Isn’t the whole point of casually dating someone that it’s supposed to be fun and simple? Or, at the very least, simpler than a relationship?
I get stressed out enough getting presents for my immediate family who I've known longer and better than anyone else. Now I'm supposed to find the perfect gift that says, "I like you, but not that much. Don't freak out," for someone I've only known for a few months? I have no idea what kind of present can accomplish that feat, except maybe a pillow with that exact phrase cross-stitched on it.
But I do have another idea: intangible gifts.
If I really want to show (a moderate amount of) affection for someone I'm casually dating, I'd much rather do something nice for him. I think the best gifts we could give each other are intangible ones like responding to each other's texts when we actually read them, taking turns having uncontested control of the evening's Netflix selection,or letting the overnight guest stay as long as they want instead of until the host wants to be alone.
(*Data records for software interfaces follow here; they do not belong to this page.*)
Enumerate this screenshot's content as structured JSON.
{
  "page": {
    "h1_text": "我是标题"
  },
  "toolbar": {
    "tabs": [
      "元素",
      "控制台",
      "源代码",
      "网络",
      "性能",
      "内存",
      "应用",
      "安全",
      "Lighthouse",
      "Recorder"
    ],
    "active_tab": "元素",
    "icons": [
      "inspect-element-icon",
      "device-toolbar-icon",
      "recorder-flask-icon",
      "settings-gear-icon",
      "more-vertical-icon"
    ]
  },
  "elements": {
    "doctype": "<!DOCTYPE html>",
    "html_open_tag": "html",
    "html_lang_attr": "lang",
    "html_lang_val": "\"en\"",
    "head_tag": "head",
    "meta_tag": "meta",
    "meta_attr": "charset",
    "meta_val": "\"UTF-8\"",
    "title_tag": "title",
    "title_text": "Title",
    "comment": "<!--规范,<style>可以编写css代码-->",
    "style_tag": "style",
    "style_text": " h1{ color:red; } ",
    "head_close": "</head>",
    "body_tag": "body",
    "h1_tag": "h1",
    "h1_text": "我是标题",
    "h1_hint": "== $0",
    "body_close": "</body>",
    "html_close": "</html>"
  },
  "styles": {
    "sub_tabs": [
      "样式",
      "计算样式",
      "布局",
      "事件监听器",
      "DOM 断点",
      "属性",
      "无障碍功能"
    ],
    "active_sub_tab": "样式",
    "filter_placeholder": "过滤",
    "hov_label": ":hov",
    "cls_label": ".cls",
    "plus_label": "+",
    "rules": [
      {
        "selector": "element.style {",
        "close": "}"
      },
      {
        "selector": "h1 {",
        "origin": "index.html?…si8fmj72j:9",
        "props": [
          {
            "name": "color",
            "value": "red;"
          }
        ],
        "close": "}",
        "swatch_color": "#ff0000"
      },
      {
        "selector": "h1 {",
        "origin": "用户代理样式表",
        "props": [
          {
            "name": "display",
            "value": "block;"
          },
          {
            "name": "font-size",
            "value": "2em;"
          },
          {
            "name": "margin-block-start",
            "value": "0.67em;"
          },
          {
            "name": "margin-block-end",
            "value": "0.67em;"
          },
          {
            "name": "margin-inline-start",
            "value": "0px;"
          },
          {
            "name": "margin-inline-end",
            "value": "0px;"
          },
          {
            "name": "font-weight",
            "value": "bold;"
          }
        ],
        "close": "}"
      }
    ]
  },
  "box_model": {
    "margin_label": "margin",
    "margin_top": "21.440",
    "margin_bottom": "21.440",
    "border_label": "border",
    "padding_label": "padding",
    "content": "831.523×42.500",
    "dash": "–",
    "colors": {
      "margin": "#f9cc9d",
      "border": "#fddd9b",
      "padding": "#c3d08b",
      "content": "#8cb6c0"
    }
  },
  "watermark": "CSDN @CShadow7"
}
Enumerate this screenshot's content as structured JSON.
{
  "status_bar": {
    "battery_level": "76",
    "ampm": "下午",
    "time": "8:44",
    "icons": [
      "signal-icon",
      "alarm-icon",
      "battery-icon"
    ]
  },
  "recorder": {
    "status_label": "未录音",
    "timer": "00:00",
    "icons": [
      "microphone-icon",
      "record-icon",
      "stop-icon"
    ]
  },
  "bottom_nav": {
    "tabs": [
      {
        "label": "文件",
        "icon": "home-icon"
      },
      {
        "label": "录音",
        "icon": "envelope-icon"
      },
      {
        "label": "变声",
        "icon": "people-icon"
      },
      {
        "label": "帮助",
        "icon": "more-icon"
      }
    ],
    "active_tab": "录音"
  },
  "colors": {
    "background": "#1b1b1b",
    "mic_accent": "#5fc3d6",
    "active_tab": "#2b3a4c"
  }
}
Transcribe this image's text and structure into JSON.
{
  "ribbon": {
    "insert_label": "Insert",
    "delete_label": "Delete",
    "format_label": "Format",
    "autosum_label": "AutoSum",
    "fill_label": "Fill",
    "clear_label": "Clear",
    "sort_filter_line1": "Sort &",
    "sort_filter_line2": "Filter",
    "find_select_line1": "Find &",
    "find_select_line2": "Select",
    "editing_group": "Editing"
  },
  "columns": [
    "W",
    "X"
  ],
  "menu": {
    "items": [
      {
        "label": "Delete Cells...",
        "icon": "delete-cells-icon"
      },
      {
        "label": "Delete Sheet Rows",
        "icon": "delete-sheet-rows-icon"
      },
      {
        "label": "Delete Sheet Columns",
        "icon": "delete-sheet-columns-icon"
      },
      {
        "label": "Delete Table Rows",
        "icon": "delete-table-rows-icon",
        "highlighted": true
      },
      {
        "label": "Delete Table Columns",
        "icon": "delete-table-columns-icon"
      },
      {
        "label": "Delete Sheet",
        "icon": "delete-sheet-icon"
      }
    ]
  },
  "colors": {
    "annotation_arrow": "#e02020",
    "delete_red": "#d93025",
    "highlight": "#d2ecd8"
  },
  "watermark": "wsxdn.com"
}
Then, we can take whatever money we would've spent on a physical Valentine's Day gift on the only person we really need to love: ourselves.
Cover image via Unsplash/Ian Schneider